> **What you need to do**:
Copy each line below in which the string "vitae" appears.

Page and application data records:
----------
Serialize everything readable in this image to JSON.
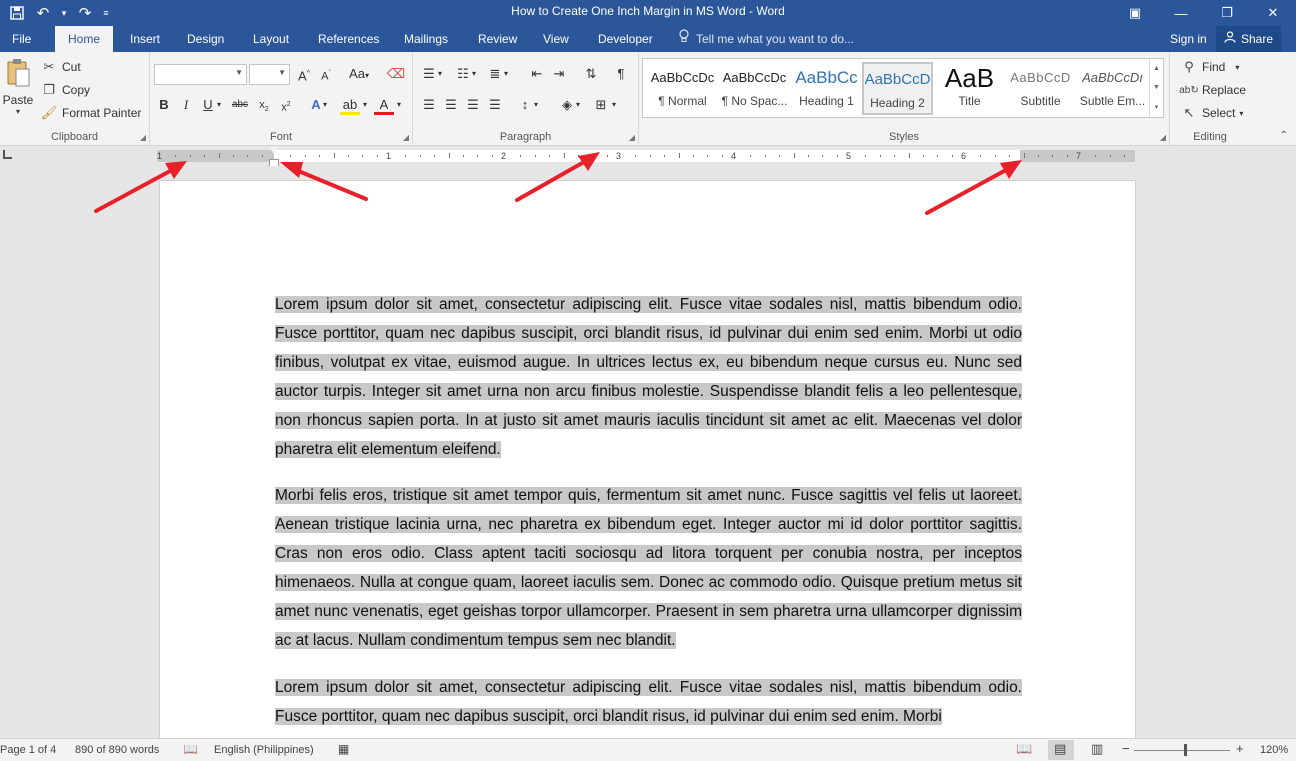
{
  "window": {
    "title": "How to Create One Inch Margin in MS Word - Word",
    "controls": [
      "ribbon-options-icon",
      "minimize-icon",
      "restore-icon",
      "close-icon"
    ]
  },
  "qat": [
    "save-icon",
    "undo-icon",
    "redo-icon",
    "customize-qat-icon"
  ],
  "tabs": [
    {
      "label": "File"
    },
    {
      "label": "Home"
    },
    {
      "label": "Insert"
    },
    {
      "label": "Design"
    },
    {
      "label": "Layout"
    },
    {
      "label": "References"
    },
    {
      "label": "Mailings"
    },
    {
      "label": "Review"
    },
    {
      "label": "View"
    },
    {
      "label": "Developer"
    }
  ],
  "tellme": {
    "placeholder": "Tell me what you want to do..."
  },
  "account": {
    "signin": "Sign in",
    "share": "Share"
  },
  "ribbon": {
    "clipboard": {
      "label": "Clipboard",
      "paste": "Paste",
      "cut": "Cut",
      "copy": "Copy",
      "format_painter": "Format Painter"
    },
    "font": {
      "label": "Font",
      "font_name": "",
      "font_size": "",
      "change_case": "Aa"
    },
    "paragraph": {
      "label": "Paragraph"
    },
    "styles": {
      "label": "Styles",
      "items": [
        {
          "preview": "AaBbCcDc",
          "name": "¶ Normal"
        },
        {
          "preview": "AaBbCcDc",
          "name": "¶ No Spac..."
        },
        {
          "preview": "AaBbCc",
          "name": "Heading 1"
        },
        {
          "preview": "AaBbCcD",
          "name": "Heading 2"
        },
        {
          "preview": "AaB",
          "name": "Title"
        },
        {
          "preview": "AaBbCcD",
          "name": "Subtitle"
        },
        {
          "preview": "AaBbCcDı",
          "name": "Subtle Em..."
        }
      ]
    },
    "editing": {
      "label": "Editing",
      "find": "Find",
      "replace": "Replace",
      "select": "Select"
    }
  },
  "ruler": {
    "numbers": [
      "1",
      "1",
      "2",
      "3",
      "4",
      "5",
      "6",
      "7"
    ]
  },
  "document": {
    "paragraphs": [
      "Lorem ipsum dolor sit amet, consectetur adipiscing elit. Fusce vitae sodales nisl, mattis bibendum odio. Fusce porttitor, quam nec dapibus suscipit, orci blandit risus, id pulvinar dui enim sed enim. Morbi ut odio finibus, volutpat ex vitae, euismod augue. In ultrices lectus ex, eu bibendum neque cursus eu. Nunc sed auctor turpis. Integer sit amet urna non arcu finibus molestie. Suspendisse blandit felis a leo pellentesque, non rhoncus sapien porta. In at justo sit amet mauris iaculis tincidunt sit amet ac elit. Maecenas vel dolor pharetra elit elementum eleifend.",
      "Morbi felis eros, tristique sit amet tempor quis, fermentum sit amet nunc. Fusce sagittis vel felis ut laoreet. Aenean tristique lacinia urna, nec pharetra ex bibendum eget. Integer auctor mi id dolor porttitor sagittis. Cras non eros odio. Class aptent taciti sociosqu ad litora torquent per conubia nostra, per inceptos himenaeos. Nulla at congue quam, laoreet iaculis sem. Donec ac commodo odio. Quisque pretium metus sit amet nunc venenatis, eget geishas torpor ullamcorper. Praesent in sem pharetra urna ullamcorper dignissim ac at lacus. Nullam condimentum tempus sem nec blandit.",
      "Lorem ipsum dolor sit amet, consectetur adipiscing elit. Fusce vitae sodales nisl, mattis bibendum odio. Fusce porttitor, quam nec dapibus suscipit, orci blandit risus, id pulvinar dui enim sed enim. Morbi"
    ]
  },
  "status": {
    "page": "Page 1 of 4",
    "words": "890 of 890 words",
    "language": "English (Philippines)",
    "zoom": "120%",
    "zoom_minus": "−",
    "zoom_plus": "+"
  },
  "colors": {
    "brand": "#2b579a",
    "selection": "#c8c8c8",
    "annotation_arrow": "#e8202a"
  }
}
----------
> **Task output**:
      "Lorem ipsum dolor sit amet, consectetur adipiscing elit. Fusce vitae sodales nisl, mattis bibendum odio. Fusce porttitor, quam nec dapibus suscipit, orci blandit risus, id pulvinar dui enim sed enim. Morbi ut odio finibus, volutpat ex vitae, euismod augue. In ultrices lectus ex, eu bibendum neque cursus eu. Nunc sed auctor turpis. Integer sit amet urna non arcu finibus molestie. Suspendisse blandit felis a leo pellentesque, non rhoncus sapien porta. In at justo sit amet mauris iaculis tincidunt sit amet ac elit. Maecenas vel dolor pharetra elit elementum eleifend.",
      "Lorem ipsum dolor sit amet, consectetur adipiscing elit. Fusce vitae sodales nisl, mattis bibendum odio. Fusce porttitor, quam nec dapibus suscipit, orci blandit risus, id pulvinar dui enim sed enim. Morbi"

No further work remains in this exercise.